▶ Exercise directions: Read through the records. Copy each line that has the word "messages".

(Page and application data records)

_ _ _ _ _

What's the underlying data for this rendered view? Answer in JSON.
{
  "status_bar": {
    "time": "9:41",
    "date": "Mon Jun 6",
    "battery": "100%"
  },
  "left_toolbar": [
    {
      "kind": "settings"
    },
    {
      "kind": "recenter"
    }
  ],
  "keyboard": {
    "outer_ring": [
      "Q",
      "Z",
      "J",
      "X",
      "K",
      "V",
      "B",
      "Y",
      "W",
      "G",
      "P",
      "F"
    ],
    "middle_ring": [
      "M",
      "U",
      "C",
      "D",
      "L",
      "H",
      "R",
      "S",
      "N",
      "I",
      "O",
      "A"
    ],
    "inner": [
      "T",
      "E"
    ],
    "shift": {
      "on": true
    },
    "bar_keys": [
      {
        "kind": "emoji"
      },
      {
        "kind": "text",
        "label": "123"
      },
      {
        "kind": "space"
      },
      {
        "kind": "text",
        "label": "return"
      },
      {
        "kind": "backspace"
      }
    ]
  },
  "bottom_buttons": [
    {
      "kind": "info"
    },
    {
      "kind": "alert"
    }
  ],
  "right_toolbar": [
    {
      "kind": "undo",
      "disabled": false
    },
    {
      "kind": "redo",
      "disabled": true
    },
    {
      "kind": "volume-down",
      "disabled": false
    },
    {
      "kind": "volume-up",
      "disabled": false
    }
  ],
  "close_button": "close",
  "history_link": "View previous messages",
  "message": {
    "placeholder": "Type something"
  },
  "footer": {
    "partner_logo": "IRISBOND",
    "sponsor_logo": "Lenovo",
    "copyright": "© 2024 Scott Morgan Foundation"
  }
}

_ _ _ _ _

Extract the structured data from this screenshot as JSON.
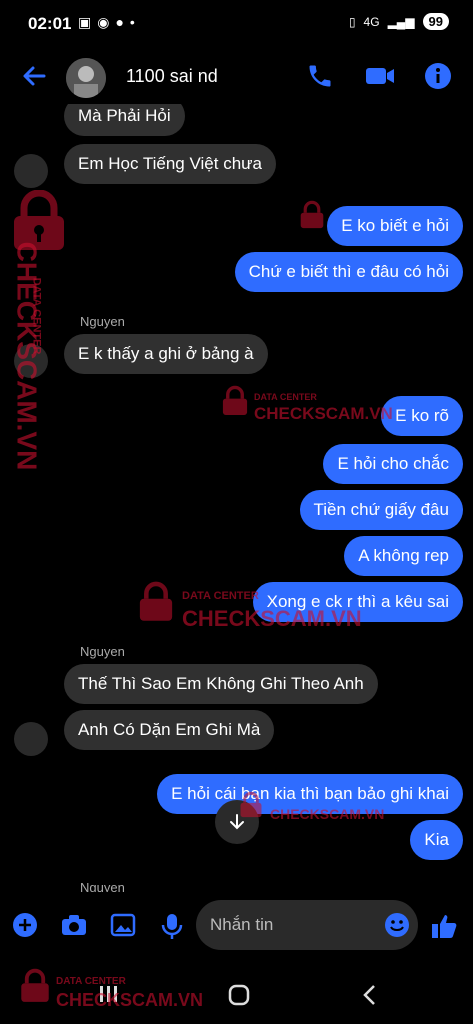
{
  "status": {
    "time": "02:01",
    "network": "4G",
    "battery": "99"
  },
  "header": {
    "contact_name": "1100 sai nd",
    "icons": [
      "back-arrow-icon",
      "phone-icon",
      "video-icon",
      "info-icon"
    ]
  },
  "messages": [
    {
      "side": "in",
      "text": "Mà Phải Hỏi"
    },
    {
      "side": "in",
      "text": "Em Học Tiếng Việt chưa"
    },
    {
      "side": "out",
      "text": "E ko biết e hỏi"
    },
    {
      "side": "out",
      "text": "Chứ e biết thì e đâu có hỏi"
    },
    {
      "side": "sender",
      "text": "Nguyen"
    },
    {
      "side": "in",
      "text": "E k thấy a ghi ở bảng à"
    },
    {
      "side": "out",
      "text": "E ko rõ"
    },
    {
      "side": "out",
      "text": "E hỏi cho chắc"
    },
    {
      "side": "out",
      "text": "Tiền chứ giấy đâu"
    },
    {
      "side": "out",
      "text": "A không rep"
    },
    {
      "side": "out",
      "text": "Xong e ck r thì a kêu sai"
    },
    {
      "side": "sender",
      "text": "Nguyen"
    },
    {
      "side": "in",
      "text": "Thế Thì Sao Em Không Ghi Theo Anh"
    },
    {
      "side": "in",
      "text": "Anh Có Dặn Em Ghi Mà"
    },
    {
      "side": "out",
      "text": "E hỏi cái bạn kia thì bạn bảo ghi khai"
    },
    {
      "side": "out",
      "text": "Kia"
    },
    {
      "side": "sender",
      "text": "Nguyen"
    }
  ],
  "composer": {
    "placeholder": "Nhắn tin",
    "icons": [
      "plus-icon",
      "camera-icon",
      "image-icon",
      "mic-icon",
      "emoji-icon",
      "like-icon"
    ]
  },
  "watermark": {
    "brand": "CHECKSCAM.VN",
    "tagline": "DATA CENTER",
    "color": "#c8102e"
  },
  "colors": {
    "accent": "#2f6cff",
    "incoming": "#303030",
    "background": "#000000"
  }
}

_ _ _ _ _

▶ Solution to the exercise:
  "history_link": "View previous messages",
  "messages": [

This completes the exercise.